Arylamine functionalized poly(arylene ether sulfone)s of controlled molecular weight were synthesized as soluble, but reactive thermoplastic modifiers for aromatic amine cured epoxy resins. These materials were characterized via spectroscopy, thermogravimetric analysis, differential scanning calorimetry (DSC), dilute solution viscosity, potentiometric titration of their end groups and model chain extension reactions.
Thermoplastic modification of the epoxy networks was demonstrated to afford materials with improved fracture resistance. Two glass transition temperatures were detected in the modified network systems via DSC. Scanning electron microscopy further confirmed the development of a two phase morphology in modified systems and that it could be controlled from a dispersed thermoplastic in a continuous epoxy phase, to a phase inverted morphology as the modifier increased from approximately 15 to 30 weight percent.

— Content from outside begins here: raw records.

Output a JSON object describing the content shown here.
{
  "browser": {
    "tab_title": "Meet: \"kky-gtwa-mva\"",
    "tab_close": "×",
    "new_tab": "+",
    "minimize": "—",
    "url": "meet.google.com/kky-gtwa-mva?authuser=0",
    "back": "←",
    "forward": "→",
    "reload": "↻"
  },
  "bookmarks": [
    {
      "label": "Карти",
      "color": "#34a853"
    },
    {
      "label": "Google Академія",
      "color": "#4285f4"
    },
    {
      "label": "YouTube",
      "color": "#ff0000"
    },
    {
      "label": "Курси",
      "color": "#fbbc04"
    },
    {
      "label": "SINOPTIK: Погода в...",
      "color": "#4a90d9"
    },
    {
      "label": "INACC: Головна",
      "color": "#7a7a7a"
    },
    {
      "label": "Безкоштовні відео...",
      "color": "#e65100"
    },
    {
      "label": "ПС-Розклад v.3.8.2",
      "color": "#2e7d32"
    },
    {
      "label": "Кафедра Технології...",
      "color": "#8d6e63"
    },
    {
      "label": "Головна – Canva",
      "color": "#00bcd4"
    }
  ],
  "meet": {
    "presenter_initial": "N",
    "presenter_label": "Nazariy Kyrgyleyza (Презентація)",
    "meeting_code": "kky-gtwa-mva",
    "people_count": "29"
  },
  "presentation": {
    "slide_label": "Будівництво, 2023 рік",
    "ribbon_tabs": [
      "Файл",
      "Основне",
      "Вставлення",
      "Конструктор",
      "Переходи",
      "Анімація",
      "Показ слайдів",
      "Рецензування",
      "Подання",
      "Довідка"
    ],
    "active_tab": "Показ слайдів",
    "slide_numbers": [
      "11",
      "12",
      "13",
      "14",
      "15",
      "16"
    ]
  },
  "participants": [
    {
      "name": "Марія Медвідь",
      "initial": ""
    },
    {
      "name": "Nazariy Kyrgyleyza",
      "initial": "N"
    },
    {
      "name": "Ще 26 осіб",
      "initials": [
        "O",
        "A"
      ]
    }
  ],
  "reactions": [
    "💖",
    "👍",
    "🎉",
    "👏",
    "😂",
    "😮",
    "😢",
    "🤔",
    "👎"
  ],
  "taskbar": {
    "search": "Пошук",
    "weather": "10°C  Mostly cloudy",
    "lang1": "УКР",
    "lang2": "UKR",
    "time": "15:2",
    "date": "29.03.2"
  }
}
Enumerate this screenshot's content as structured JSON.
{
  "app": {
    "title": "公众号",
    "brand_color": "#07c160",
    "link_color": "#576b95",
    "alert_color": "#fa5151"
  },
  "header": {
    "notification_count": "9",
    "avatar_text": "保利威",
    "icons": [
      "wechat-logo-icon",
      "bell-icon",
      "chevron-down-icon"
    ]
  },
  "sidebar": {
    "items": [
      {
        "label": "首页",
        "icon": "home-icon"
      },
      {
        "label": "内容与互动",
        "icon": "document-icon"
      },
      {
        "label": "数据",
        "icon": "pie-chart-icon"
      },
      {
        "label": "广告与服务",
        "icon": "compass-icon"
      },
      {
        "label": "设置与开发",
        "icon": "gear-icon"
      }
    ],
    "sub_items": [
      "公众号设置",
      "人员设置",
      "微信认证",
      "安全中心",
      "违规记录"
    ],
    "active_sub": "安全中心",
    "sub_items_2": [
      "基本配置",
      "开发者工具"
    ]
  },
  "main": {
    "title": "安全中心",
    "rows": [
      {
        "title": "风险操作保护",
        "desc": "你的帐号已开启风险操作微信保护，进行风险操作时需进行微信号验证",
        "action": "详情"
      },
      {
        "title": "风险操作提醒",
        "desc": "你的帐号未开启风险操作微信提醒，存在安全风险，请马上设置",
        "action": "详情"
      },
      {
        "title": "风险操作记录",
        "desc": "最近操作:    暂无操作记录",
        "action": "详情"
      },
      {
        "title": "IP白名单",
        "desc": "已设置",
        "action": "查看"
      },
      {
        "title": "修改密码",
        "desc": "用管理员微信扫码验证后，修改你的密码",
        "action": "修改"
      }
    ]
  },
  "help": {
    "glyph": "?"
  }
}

Improvements in adhesive strength to titanium and fracture toughness were also attributed to the utilization of reactively endcapped polysulfone modifiers and the highest values were obtained with the phase inverted morphology.
- Doctoral Dissertations